Of the entries below, copy only those lines that contain the word "from".

INPUT DATA: Begin

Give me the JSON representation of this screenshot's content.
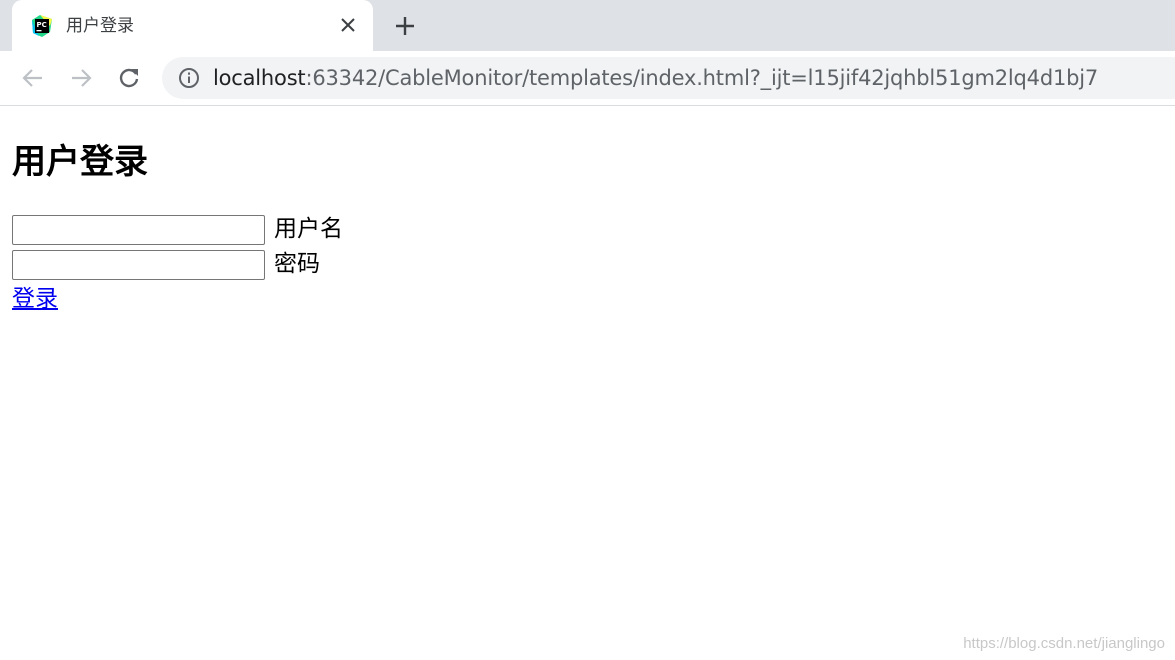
{
  "tab": {
    "title": "用户登录",
    "favicon": "pycharm-icon",
    "close_icon": "close-icon",
    "new_tab_icon": "plus-icon"
  },
  "toolbar": {
    "back_icon": "arrow-left-icon",
    "forward_icon": "arrow-right-icon",
    "reload_icon": "reload-icon",
    "info_icon": "info-icon",
    "url_host": "localhost",
    "url_rest": ":63342/CableMonitor/templates/index.html?_ijt=l15jif42jqhbl51gm2lq4d1bj7"
  },
  "page": {
    "heading": "用户登录",
    "username_label": "用户名",
    "username_value": "",
    "password_label": "密码",
    "password_value": "",
    "login_link": "登录"
  },
  "watermark": "https://blog.csdn.net/jianglingo",
  "colors": {
    "tabstrip_bg": "#dee1e6",
    "omnibox_bg": "#f1f3f4",
    "link": "#0000ee"
  }
}
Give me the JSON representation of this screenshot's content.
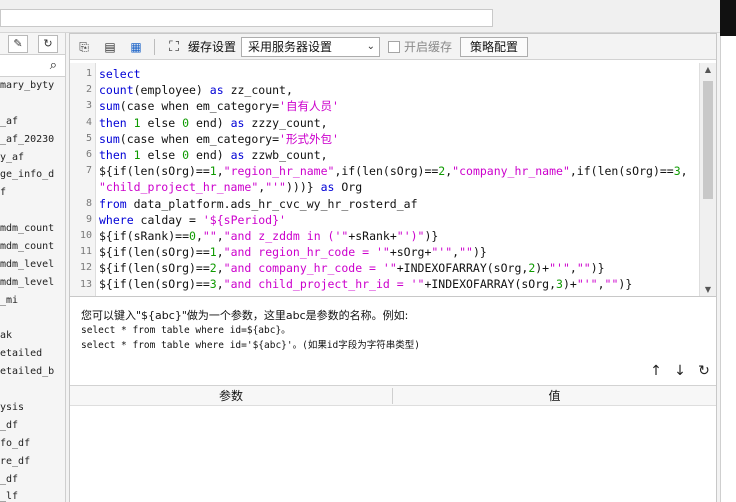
{
  "left_panel": {
    "toolbar_icons": [
      "edit-icon",
      "refresh-icon"
    ],
    "search_icon": "search-icon",
    "tree_items": [
      "mary_byty",
      "",
      "_af",
      "_af_20230",
      "y_af",
      "ge_info_d",
      "f",
      "",
      "mdm_count",
      "mdm_count",
      "mdm_level",
      "mdm_level",
      "_mi",
      "",
      "ak",
      "etailed",
      "etailed_b",
      "",
      "ysis",
      "_df",
      "fo_df",
      "re_df",
      "_df",
      "_lf"
    ]
  },
  "toolbar": {
    "cache_label": "缓存设置",
    "cache_select_value": "采用服务器设置",
    "enable_cache_label": "开启缓存",
    "strategy_button": "策略配置"
  },
  "editor": {
    "line_numbers": [
      "1",
      "2",
      "3",
      "4",
      "5",
      "6",
      "7",
      "",
      "8",
      "9",
      "10",
      "11",
      "12",
      "13",
      "14"
    ],
    "lines": [
      [
        {
          "t": "select",
          "c": "kw"
        }
      ],
      [
        {
          "t": "count",
          "c": "kw"
        },
        {
          "t": "(employee) ",
          "c": ""
        },
        {
          "t": "as",
          "c": "kw"
        },
        {
          "t": " zz_count,",
          "c": ""
        }
      ],
      [
        {
          "t": "sum",
          "c": "kw"
        },
        {
          "t": "(case when em_category=",
          "c": ""
        },
        {
          "t": "'自有人员'",
          "c": "str"
        }
      ],
      [
        {
          "t": "then",
          "c": "kw"
        },
        {
          "t": " ",
          "c": ""
        },
        {
          "t": "1",
          "c": "num"
        },
        {
          "t": " else ",
          "c": ""
        },
        {
          "t": "0",
          "c": "num"
        },
        {
          "t": " end) ",
          "c": ""
        },
        {
          "t": "as",
          "c": "kw"
        },
        {
          "t": " zzzy_count,",
          "c": ""
        }
      ],
      [
        {
          "t": "sum",
          "c": "kw"
        },
        {
          "t": "(case when em_category=",
          "c": ""
        },
        {
          "t": "'形式外包'",
          "c": "str"
        }
      ],
      [
        {
          "t": "then",
          "c": "kw"
        },
        {
          "t": " ",
          "c": ""
        },
        {
          "t": "1",
          "c": "num"
        },
        {
          "t": " else ",
          "c": ""
        },
        {
          "t": "0",
          "c": "num"
        },
        {
          "t": " end) ",
          "c": ""
        },
        {
          "t": "as",
          "c": "kw"
        },
        {
          "t": " zzwb_count,",
          "c": ""
        }
      ],
      [
        {
          "t": "${if(len(sOrg)==",
          "c": ""
        },
        {
          "t": "1",
          "c": "num"
        },
        {
          "t": ",",
          "c": ""
        },
        {
          "t": "\"region_hr_name\"",
          "c": "str"
        },
        {
          "t": ",if(len(sOrg)==",
          "c": ""
        },
        {
          "t": "2",
          "c": "num"
        },
        {
          "t": ",",
          "c": ""
        },
        {
          "t": "\"company_hr_name\"",
          "c": "str"
        },
        {
          "t": ",if(len(sOrg)==",
          "c": ""
        },
        {
          "t": "3",
          "c": "num"
        },
        {
          "t": ",",
          "c": ""
        }
      ],
      [
        {
          "t": "\"child_project_hr_name\"",
          "c": "str"
        },
        {
          "t": ",",
          "c": ""
        },
        {
          "t": "\"'\"",
          "c": "str"
        },
        {
          "t": ")))} ",
          "c": ""
        },
        {
          "t": "as",
          "c": "kw"
        },
        {
          "t": " Org",
          "c": ""
        }
      ],
      [
        {
          "t": "from",
          "c": "kw"
        },
        {
          "t": " data_platform.ads_hr_cvc_wy_hr_rosterd_af",
          "c": ""
        }
      ],
      [
        {
          "t": "where",
          "c": "kw"
        },
        {
          "t": " calday = ",
          "c": ""
        },
        {
          "t": "'${sPeriod}'",
          "c": "str"
        }
      ],
      [
        {
          "t": "${if(sRank)==",
          "c": ""
        },
        {
          "t": "0",
          "c": "num"
        },
        {
          "t": ",",
          "c": ""
        },
        {
          "t": "\"\"",
          "c": "str"
        },
        {
          "t": ",",
          "c": ""
        },
        {
          "t": "\"and z_zddm in ('\"",
          "c": "str"
        },
        {
          "t": "+sRank+",
          "c": ""
        },
        {
          "t": "\"')\"",
          "c": "str"
        },
        {
          "t": ")}",
          "c": ""
        }
      ],
      [
        {
          "t": "${if(len(sOrg)==",
          "c": ""
        },
        {
          "t": "1",
          "c": "num"
        },
        {
          "t": ",",
          "c": ""
        },
        {
          "t": "\"and region_hr_code = '\"",
          "c": "str"
        },
        {
          "t": "+sOrg+",
          "c": ""
        },
        {
          "t": "\"'\"",
          "c": "str"
        },
        {
          "t": ",",
          "c": ""
        },
        {
          "t": "\"\"",
          "c": "str"
        },
        {
          "t": ")}",
          "c": ""
        }
      ],
      [
        {
          "t": "${if(len(sOrg)==",
          "c": ""
        },
        {
          "t": "2",
          "c": "num"
        },
        {
          "t": ",",
          "c": ""
        },
        {
          "t": "\"and company_hr_code = '\"",
          "c": "str"
        },
        {
          "t": "+INDEXOFARRAY(sOrg,",
          "c": ""
        },
        {
          "t": "2",
          "c": "num"
        },
        {
          "t": ")+",
          "c": ""
        },
        {
          "t": "\"'\"",
          "c": "str"
        },
        {
          "t": ",",
          "c": ""
        },
        {
          "t": "\"\"",
          "c": "str"
        },
        {
          "t": ")}",
          "c": ""
        }
      ],
      [
        {
          "t": "${if(len(sOrg)==",
          "c": ""
        },
        {
          "t": "3",
          "c": "num"
        },
        {
          "t": ",",
          "c": ""
        },
        {
          "t": "\"and child_project_hr_id = '\"",
          "c": "str"
        },
        {
          "t": "+INDEXOFARRAY(sOrg,",
          "c": ""
        },
        {
          "t": "3",
          "c": "num"
        },
        {
          "t": ")+",
          "c": ""
        },
        {
          "t": "\"'\"",
          "c": "str"
        },
        {
          "t": ",",
          "c": ""
        },
        {
          "t": "\"\"",
          "c": "str"
        },
        {
          "t": ")}",
          "c": ""
        }
      ]
    ]
  },
  "hint": {
    "line1": "您可以键入\"${abc}\"做为一个参数，这里abc是参数的名称。例如:",
    "line2": "select * from table where id=${abc}。",
    "line3": "select * from table where id='${abc}'。(如果id字段为字符串类型)"
  },
  "params": {
    "col_param": "参数",
    "col_value": "值"
  },
  "colors": {
    "keyword": "#0000d6",
    "string": "#cc00cc",
    "number": "#0e9a00"
  }
}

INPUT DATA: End

> SOLVED EXERCISE:
          "t": "from",
    "line2": "select * from table where id=${abc}。",
    "line3": "select * from table where id='${abc}'。(如果id字段为字符串类型)"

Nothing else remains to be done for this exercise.